--- EXERCISE DETAILS ---
Every line below that contains "CANLI" is to be copied.
-------- TASK MATERIAL --------
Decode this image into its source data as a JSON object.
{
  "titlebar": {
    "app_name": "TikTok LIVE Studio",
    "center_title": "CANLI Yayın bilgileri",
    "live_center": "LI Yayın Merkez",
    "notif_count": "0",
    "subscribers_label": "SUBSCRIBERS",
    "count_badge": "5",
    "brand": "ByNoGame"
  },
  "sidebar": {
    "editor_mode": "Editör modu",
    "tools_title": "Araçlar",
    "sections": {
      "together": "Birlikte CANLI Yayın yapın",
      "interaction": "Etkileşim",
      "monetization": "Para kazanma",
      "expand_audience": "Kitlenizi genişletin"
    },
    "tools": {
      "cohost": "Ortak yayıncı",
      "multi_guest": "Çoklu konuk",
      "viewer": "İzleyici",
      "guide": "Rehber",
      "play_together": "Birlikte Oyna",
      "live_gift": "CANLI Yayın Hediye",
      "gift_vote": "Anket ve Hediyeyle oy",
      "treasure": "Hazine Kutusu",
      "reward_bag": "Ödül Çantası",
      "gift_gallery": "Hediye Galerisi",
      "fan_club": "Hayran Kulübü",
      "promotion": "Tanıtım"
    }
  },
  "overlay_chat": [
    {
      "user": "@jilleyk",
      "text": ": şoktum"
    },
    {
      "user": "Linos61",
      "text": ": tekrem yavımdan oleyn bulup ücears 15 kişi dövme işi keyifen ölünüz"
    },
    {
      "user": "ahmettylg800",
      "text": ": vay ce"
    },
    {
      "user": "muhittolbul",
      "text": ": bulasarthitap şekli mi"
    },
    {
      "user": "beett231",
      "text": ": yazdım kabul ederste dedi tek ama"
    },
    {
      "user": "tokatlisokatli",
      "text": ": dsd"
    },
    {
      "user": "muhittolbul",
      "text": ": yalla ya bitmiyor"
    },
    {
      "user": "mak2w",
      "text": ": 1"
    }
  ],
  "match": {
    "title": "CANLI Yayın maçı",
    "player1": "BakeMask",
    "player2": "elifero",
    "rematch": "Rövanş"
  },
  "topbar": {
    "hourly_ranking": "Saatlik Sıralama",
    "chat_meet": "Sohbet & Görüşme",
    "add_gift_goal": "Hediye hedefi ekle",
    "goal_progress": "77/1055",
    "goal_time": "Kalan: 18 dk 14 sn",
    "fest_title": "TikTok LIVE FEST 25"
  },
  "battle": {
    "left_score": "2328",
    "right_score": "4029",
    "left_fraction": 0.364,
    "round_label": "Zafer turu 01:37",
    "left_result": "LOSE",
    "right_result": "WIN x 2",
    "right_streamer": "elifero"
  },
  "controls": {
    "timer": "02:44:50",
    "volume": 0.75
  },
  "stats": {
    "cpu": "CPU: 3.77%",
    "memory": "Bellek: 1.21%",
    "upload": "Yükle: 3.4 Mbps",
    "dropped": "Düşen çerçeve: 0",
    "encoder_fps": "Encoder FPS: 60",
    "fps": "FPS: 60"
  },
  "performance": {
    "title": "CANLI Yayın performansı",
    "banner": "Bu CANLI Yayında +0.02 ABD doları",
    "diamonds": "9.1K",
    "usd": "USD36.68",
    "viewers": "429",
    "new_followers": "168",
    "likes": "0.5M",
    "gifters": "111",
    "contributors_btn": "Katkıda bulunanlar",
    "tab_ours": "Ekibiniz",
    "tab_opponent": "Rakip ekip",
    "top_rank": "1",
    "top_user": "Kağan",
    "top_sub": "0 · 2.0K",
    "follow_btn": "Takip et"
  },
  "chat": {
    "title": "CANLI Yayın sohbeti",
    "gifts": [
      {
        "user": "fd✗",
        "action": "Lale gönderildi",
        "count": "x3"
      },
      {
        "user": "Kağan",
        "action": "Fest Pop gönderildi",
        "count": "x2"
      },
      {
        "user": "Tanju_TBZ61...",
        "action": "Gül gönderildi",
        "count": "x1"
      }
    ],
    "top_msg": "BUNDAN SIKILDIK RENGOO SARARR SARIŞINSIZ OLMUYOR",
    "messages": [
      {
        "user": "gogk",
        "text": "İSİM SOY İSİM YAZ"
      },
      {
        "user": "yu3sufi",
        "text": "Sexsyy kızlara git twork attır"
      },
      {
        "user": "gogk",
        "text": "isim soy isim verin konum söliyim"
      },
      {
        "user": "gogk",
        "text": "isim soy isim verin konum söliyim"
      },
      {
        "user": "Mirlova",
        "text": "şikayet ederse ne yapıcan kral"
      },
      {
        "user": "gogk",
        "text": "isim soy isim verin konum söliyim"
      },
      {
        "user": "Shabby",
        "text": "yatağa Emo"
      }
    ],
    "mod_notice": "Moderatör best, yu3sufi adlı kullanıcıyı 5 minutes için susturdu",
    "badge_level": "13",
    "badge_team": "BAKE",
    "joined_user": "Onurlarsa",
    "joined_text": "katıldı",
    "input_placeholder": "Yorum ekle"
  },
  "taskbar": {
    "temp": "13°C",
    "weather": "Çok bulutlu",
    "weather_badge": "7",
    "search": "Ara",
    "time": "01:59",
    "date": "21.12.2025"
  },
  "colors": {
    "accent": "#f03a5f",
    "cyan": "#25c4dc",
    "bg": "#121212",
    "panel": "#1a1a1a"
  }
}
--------
--- WRITTEN RESPONSE ---
    "center_title": "CANLI Yayın bilgileri",
      "together": "Birlikte CANLI Yayın yapın",
      "live_gift": "CANLI Yayın Hediye",
    "title": "CANLI Yayın maçı",
    "title": "CANLI Yayın performansı",
    "banner": "Bu CANLI Yayında +0.02 ABD doları",
    "title": "CANLI Yayın sohbeti",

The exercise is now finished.